Growing up in the Oldershaw household was, to put it mildly, interesting. There was always something going on – at times it felt like there were sixty people living in the house rather than six. Who knows what it would have been like if a dog had been added to the equation. We have tried our hand at various other pet responsibilities over the years though, from Eddie the cat (of whom I have fond albeit vague memories) to the dozen or so guinea pigs we’ve kept in the last decade.
Our guinea pigs have become rather notorious throughout the village. People walking past often knock on the door to ask “did you realise there are animals running around in your garden?” It usually comes as a quite a shock to them that, yes we do, we have free-range guinea pigs. If only they knew about the accidental free-range stick insects palaver, being hermaphrodites and all that, now that was something else.
While I grew up with guinea pigs and stick insects scurrying and scuttling around, I never had a pet to call my own. The most recent addition to the Oldershaw clan is mine, all mine, and so I thought I would share the story of how this came to be.
Today it is three years since I finally left hospital, once and for all. After making good progress my discharge date was revised to mid-December, having originally been told that I wouldn’t be out before Christmas. This, however, would still not do. My mum and I have birthdays just before then: it was imperative that I was home in time. I am not sure if this is a brain injury developed trait or something I had before, but my determination to overcome adversity is something that has got me to where I am today. When I make my mind up to do something I will do it, no matter what, so, of course I made it home for my birthday.
During my recovery, I seemed to regress to childhood behaviours in some ways, as well as showing several characteristics associated with autism. Occasionally this worked in my favour. Rather than subtly asking if there was any possibility of having a pet, I would constantly remind everyone that came to visit that I wanted a silver tabby girl kitten for my birthday, I would even draw pictures and point, leaving no one in any doubt that this was a necessity.
Then the day came, the day I was finally discharged from hospital, a mere six months after my first admission. I have only one memory of this day. I walked up the driveway for the first time in half a year and saw a sign taped to the door: “Beware, new kitten”. And there he was, a tabby boy kitten, not the silver girl I wanted, but it didn’t matter, he was mine, Buttons.
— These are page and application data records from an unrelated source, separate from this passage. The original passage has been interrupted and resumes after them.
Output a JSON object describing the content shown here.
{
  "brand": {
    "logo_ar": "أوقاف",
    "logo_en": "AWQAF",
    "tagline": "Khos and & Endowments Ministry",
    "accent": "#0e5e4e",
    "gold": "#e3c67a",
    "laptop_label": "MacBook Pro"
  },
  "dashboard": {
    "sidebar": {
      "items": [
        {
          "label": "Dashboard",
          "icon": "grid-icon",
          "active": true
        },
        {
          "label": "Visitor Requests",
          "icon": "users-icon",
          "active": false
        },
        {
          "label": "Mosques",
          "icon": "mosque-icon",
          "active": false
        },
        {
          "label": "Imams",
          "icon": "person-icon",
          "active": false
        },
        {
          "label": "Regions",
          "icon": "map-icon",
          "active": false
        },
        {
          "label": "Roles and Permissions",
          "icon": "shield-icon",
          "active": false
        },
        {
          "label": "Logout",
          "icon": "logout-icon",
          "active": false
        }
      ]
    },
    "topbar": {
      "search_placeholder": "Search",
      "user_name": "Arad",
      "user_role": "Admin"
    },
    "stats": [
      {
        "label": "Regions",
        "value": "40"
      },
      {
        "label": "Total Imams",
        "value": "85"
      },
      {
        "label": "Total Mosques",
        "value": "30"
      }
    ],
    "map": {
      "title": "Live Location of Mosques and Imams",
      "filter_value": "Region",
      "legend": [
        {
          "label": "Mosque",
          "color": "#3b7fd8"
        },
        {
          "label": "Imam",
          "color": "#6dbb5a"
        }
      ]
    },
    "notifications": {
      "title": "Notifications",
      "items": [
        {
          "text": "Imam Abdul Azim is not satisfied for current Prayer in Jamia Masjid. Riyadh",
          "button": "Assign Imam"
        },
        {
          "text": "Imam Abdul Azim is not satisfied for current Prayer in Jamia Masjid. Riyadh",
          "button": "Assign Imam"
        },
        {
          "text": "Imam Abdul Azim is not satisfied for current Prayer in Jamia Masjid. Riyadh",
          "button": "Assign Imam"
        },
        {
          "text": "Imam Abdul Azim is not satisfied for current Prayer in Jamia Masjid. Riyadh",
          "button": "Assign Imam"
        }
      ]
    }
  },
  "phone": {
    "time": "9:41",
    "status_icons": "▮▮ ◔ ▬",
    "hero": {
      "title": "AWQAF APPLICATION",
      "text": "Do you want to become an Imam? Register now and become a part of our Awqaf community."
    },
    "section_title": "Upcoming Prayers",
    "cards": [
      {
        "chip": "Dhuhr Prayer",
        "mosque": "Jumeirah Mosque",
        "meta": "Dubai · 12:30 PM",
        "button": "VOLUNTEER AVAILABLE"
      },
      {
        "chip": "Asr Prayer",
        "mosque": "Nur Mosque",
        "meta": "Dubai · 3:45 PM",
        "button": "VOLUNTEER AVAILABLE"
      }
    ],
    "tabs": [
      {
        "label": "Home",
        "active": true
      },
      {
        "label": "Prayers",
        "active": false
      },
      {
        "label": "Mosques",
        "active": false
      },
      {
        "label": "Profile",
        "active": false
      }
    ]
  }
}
Since the Oldershaw household’s human contingent is now somewhat depleted, he is the perfect addition to the family. Every time I look at Buttons I see just how far I’ve come. Every time he grows, I see how much I have grown, from a fragile kitten to a strong-minded cat. Whilst I realise I still have a long way to go, I am thoroughly determined to overcome everything that is put in my path along the way.